Problem to work on:
Lines from the records below that contain the word "kind" are to be copied out.

Records to use:

-- Opening Marker --

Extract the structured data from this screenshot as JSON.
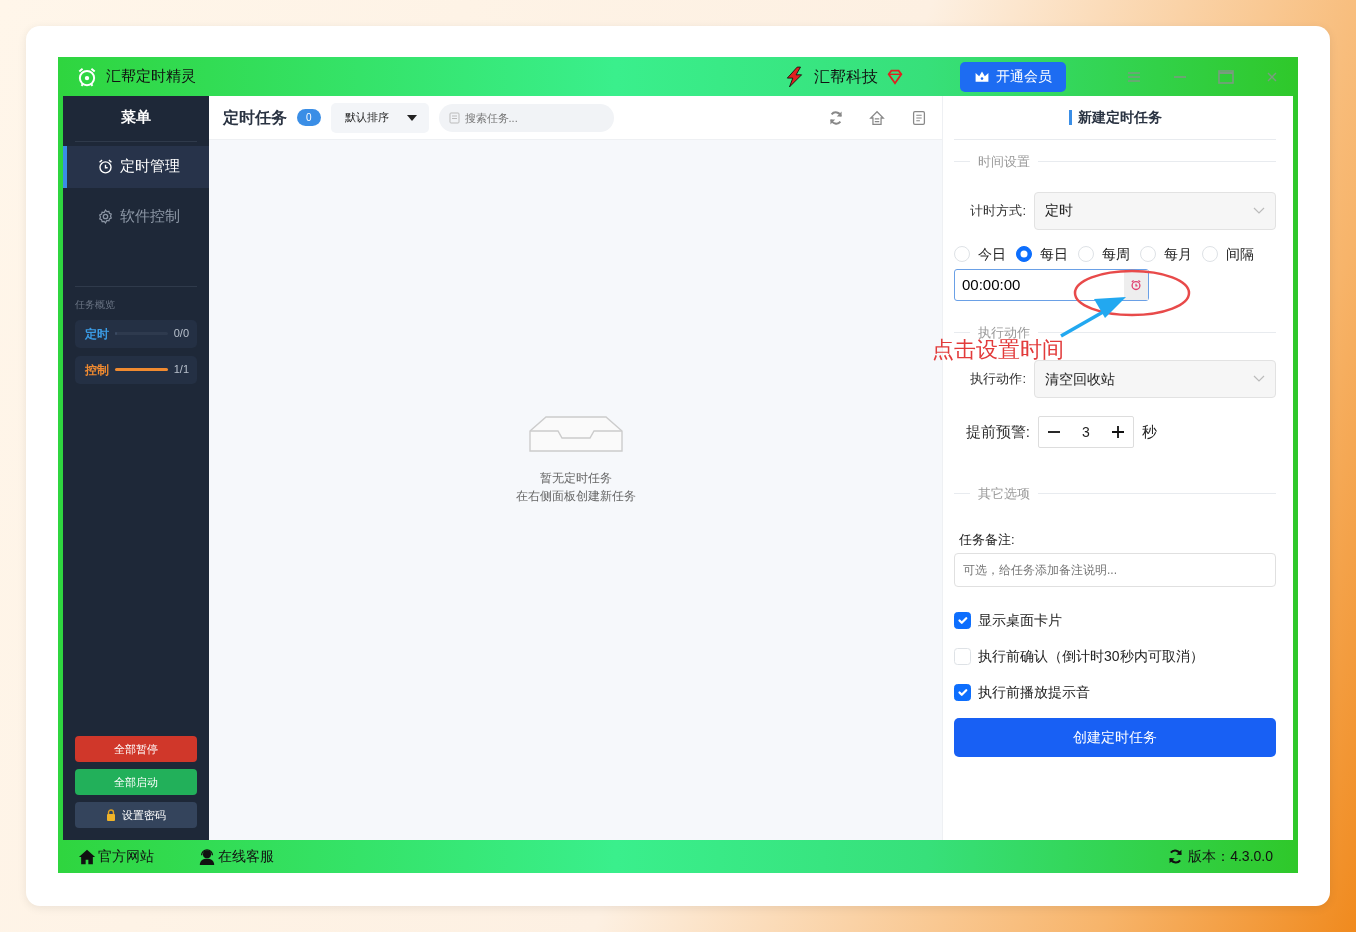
{
  "window": {
    "title": "汇帮定时精灵",
    "brand": "汇帮科技",
    "vip_button": "开通会员"
  },
  "sidebar": {
    "title": "菜单",
    "items": [
      {
        "label": "定时管理",
        "kind": "clock",
        "selected": true
      },
      {
        "label": "软件控制",
        "kind": "gear",
        "selected": false
      }
    ],
    "overview": {
      "title": "任务概览",
      "stats": [
        {
          "label": "定时",
          "reading": "0/0",
          "level": 0,
          "color": "#3b9ce6"
        },
        {
          "label": "控制",
          "reading": "1/1",
          "level": 1,
          "color": "#f08a30"
        }
      ]
    },
    "buttons": [
      {
        "label": "全部暂停",
        "kind": "danger"
      },
      {
        "label": "全部启动",
        "kind": "success"
      },
      {
        "label": "设置密码",
        "kind": "lock"
      }
    ]
  },
  "tasks": {
    "title": "定时任务",
    "count": "0",
    "sort": "默认排序",
    "search": {
      "placeholder": "搜索任务..."
    },
    "empty": [
      "暂无定时任务",
      "在右侧面板创建新任务"
    ]
  },
  "form": {
    "title": "新建定时任务",
    "time_section": "时间设置",
    "mode_label": "计时方式:",
    "mode_value": "定时",
    "repeat": [
      {
        "label": "今日",
        "selected": false
      },
      {
        "label": "每日",
        "selected": true
      },
      {
        "label": "每周",
        "selected": false
      },
      {
        "label": "每月",
        "selected": false
      },
      {
        "label": "间隔",
        "selected": false
      }
    ],
    "time_value": "00:00:00",
    "action_section": "执行动作",
    "action_label": "执行动作:",
    "action_value": "清空回收站",
    "warn_label": "提前预警:",
    "warn_value": "3",
    "warn_unit": "秒",
    "other_section": "其它选项",
    "note_label": "任务备注:",
    "note_placeholder": "可选，给任务添加备注说明...",
    "options": [
      {
        "label": "显示桌面卡片",
        "checked": true
      },
      {
        "label": "执行前确认（倒计时30秒内可取消）",
        "checked": false
      },
      {
        "label": "执行前播放提示音",
        "checked": true
      }
    ],
    "submit": "创建定时任务"
  },
  "footer": {
    "links": [
      {
        "label": "官方网站",
        "kind": "home"
      },
      {
        "label": "在线客服",
        "kind": "support"
      }
    ],
    "version": "版本：4.3.0.0"
  },
  "annotation": {
    "text": "点击设置时间"
  }
}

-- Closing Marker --

Answer space:
        "kind": "clock",
        "kind": "gear",
        "kind": "danger"
        "kind": "success"
        "kind": "lock"
        "kind": "home"
        "kind": "support"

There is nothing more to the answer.